Al-Qaeda, 9/11 and Strategic Defeat

Leon Panetta, who on July 1 took over as secretary of defense from Robert Gates, has hit the ground running. Today, in Baghdad on his first trip to Iraq since becoming SecDef, he linked the 9/11 attacks to the war in Iraq. Some reporters jumped on his statement, drawing comparisons to Bush-era arguments about the links between al-Qaeda and Iraq. Panetta clarified that he was not trying to justify the invasion, merely pointing out a fact: “I wasn’t saying, you know, the invasion — or going into the issues or the justification of that. It was more the fact that we really had to deal with al-Qaeda here, they developed a presence here and that tied in.”

Panetta also called on Baghdad to take on militants and their Iranian backers. “In June, we lost a hell of a lot of Americans” thanks to Iran’s efforts, the secretary of defense commented. He noted as well that Washington’s presence in Iraq would be “enduring” for years to come, though he is a bit frustrated with how much time Baghdad is taking to let the Washington know if it wants U.S. troops to remain in country. “Do they want us to stay, don’t they want us to stay? Do they want to get a minister of defense or don’t they want to get a minister of defense?” Panetta said. In language much more colorful than that of his predecessor, he closed out with “Dammit, make a decision.”

The secretary of defense was in Iraq after spending the weekend in Afghanistan, where he spoke to the public for the first time since taking over for Gates. Panetta sat down with Afghan President Hamid Karzai and said that Washington is getting to close to “strategically defeating al-Qaeda.” Going forward, he hopes to stay focused on that effort in conjunction with the CIA.

Meanwhile, General David Petraeus, the commander of forces in Afghanistan, is getting ready to head back to the States. He’ll step into the civilian sphere and take over for Panetta atop the CIA come September. He’s convinced that the successful completion of his plans to turn responsibility for security over to Afghan forces will be difficult, but “doable.”

Chairman of the Joint Chiefs of Staff Admiral Mike Mullen is in China with a slew of security-related meetings scheduled. A Pentagon spokesman said the trip would be a continuation of the “engagement and dialogue that began during General Chen Bingde’s visit to the United States in May.” So far, definite progress is hard to come by. In a joint news conference, Admiral Mullen and General Chen talked about their countries’ dedication to one another and counterpiracy efforts, among other topics.

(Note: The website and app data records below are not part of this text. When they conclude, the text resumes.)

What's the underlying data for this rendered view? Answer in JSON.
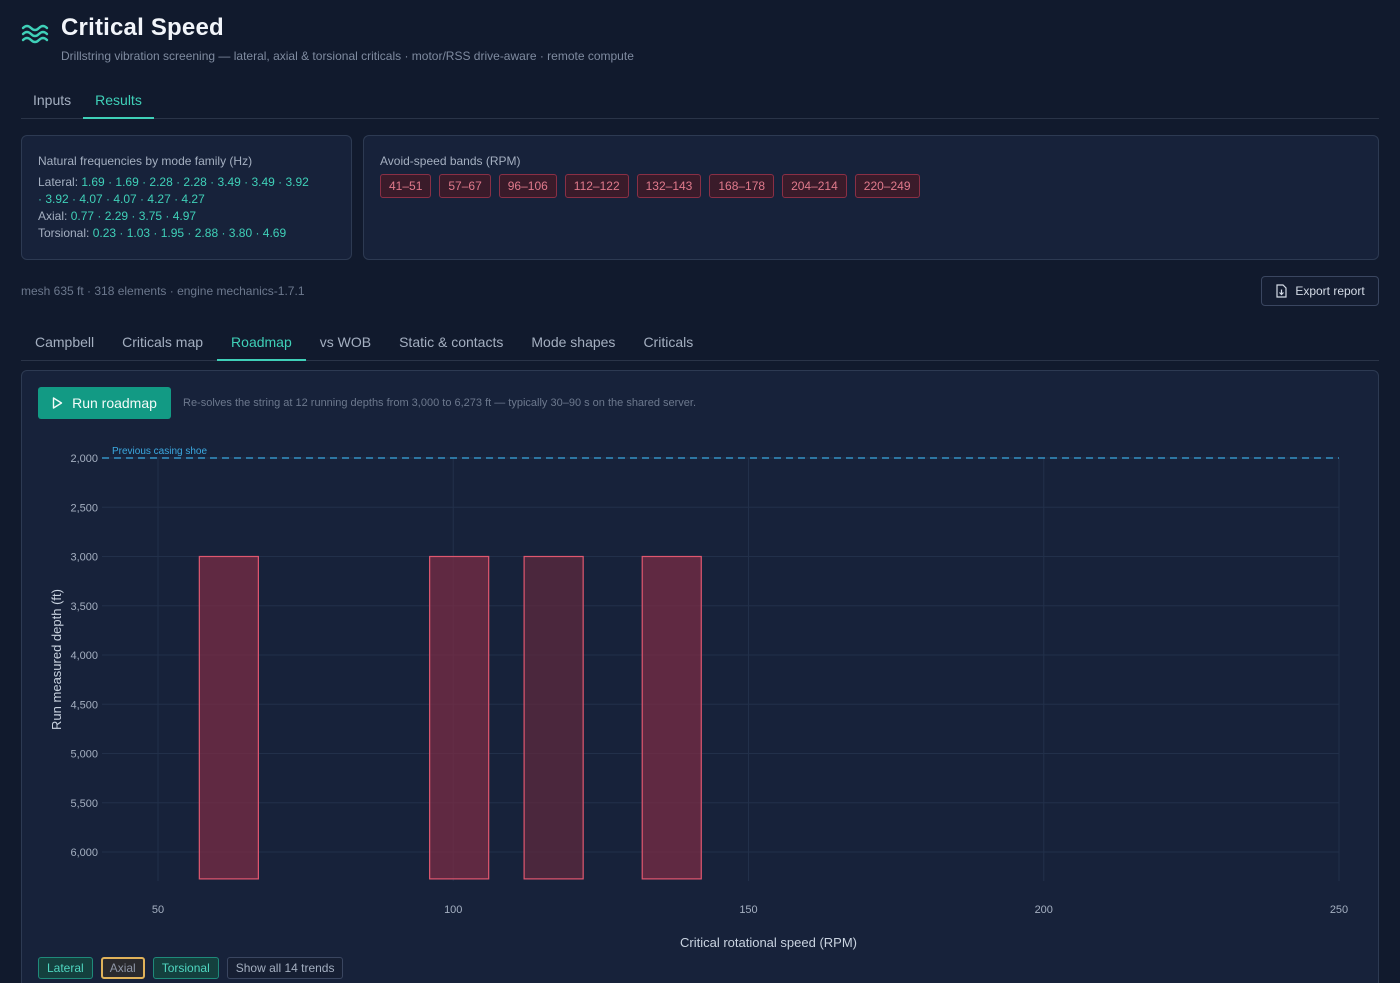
{
  "app": {
    "title": "Critical Speed",
    "subtitle": "Drillstring vibration screening — lateral, axial & torsional criticals · motor/RSS drive-aware · remote compute",
    "logo_icon": "waves-icon"
  },
  "top_tabs": [
    {
      "label": "Inputs",
      "active": false
    },
    {
      "label": "Results",
      "active": true
    }
  ],
  "frequencies": {
    "title": "Natural frequencies by mode family (Hz)",
    "lateral_label": "Lateral:",
    "lateral_values_1": "1.69 · 1.69 · 2.28 · 2.28 · 3.49 · 3.49 · 3.92",
    "lateral_values_2": "· 3.92 · 4.07 · 4.07 · 4.27 · 4.27",
    "axial_label": "Axial:",
    "axial_values": "0.77 · 2.29 · 3.75 · 4.97",
    "torsional_label": "Torsional:",
    "torsional_values": "0.23 · 1.03 · 1.95 · 2.88 · 3.80 · 4.69"
  },
  "avoid_bands": {
    "title": "Avoid-speed bands (RPM)",
    "items": [
      "41–51",
      "57–67",
      "96–106",
      "112–122",
      "132–143",
      "168–178",
      "204–214",
      "220–249"
    ]
  },
  "meta_text": "mesh 635 ft · 318 elements · engine mechanics-1.7.1",
  "export": {
    "label": "Export report",
    "icon": "file-export-icon"
  },
  "result_tabs": [
    {
      "label": "Campbell",
      "active": false
    },
    {
      "label": "Criticals map",
      "active": false
    },
    {
      "label": "Roadmap",
      "active": true
    },
    {
      "label": "vs WOB",
      "active": false
    },
    {
      "label": "Static & contacts",
      "active": false
    },
    {
      "label": "Mode shapes",
      "active": false
    },
    {
      "label": "Criticals",
      "active": false
    }
  ],
  "roadmap": {
    "run_label": "Run roadmap",
    "hint": "Re-solves the string at 12 running depths from 3,000 to 6,273 ft — typically 30–90 s on the shared server."
  },
  "chart_data": {
    "type": "bar",
    "orientation": "vertical-bands",
    "xlabel": "Critical rotational speed (RPM)",
    "ylabel": "Run measured depth (ft)",
    "xlim": [
      40,
      250
    ],
    "ylim": [
      2000,
      6300
    ],
    "y_inverted": true,
    "x_ticks": [
      50,
      100,
      150,
      200,
      250
    ],
    "y_ticks": [
      2000,
      2500,
      3000,
      3500,
      4000,
      4500,
      5000,
      5500,
      6000
    ],
    "y_tick_labels": [
      "2,000",
      "2,500",
      "3,000",
      "3,500",
      "4,000",
      "4,500",
      "5,000",
      "5,500",
      "6,000"
    ],
    "grid": true,
    "reference_line": {
      "depth": 2000,
      "label": "Previous casing shoe",
      "color": "#3ba9e0"
    },
    "bands": [
      {
        "x_min": 57,
        "x_max": 67,
        "depth_top": 3000,
        "depth_bottom": 6273,
        "color": "#7a2c45"
      },
      {
        "x_min": 96,
        "x_max": 106,
        "depth_top": 3000,
        "depth_bottom": 6273,
        "color": "#7a2c45"
      },
      {
        "x_min": 112,
        "x_max": 122,
        "depth_top": 3000,
        "depth_bottom": 6273,
        "color": "#5e2a3f"
      },
      {
        "x_min": 132,
        "x_max": 142,
        "depth_top": 3000,
        "depth_bottom": 6273,
        "color": "#7a2c45"
      }
    ]
  },
  "filters": [
    {
      "label": "Lateral",
      "style": "teal"
    },
    {
      "label": "Axial",
      "style": "axial"
    },
    {
      "label": "Torsional",
      "style": "teal"
    },
    {
      "label": "Show all 14 trends",
      "style": "plain"
    }
  ]
}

But Chen also expressed Beijing’s unhappiness with long-simmering issues like the Dalai Lama’s recent visit to the US and American naval exercises in or around the South China Sea.

The Middle East peace process hasn’t been in the news much since President Obama’s May speech on MENA. But today, the Quartet—UN Secretary-General Ban Ki-moon, Catherine Ashton of the EU, Secretary of State Hillary Clinton and Russian Foreign Minister Sergei Lavrov—is giving it another shot as the September UN General Assembly meeting looms. The Palestinians have voiced their intention to make a push for statehood at the conference. State Department spokesman Victoria Nuland said the Quartet would “compare notes about where we are and plot a course forward.”

Secretary Clinton said yesterday, a day after the Republic of South Sudan became the world’s newest nation, that negotiations between Sudan and South Sudan need to begin again. “Just as independence was not inevitable, neither is a lasting peace between Sudan and South Sudan,” Clinton commented, so both sides need to “quickly return to the negotiating table.”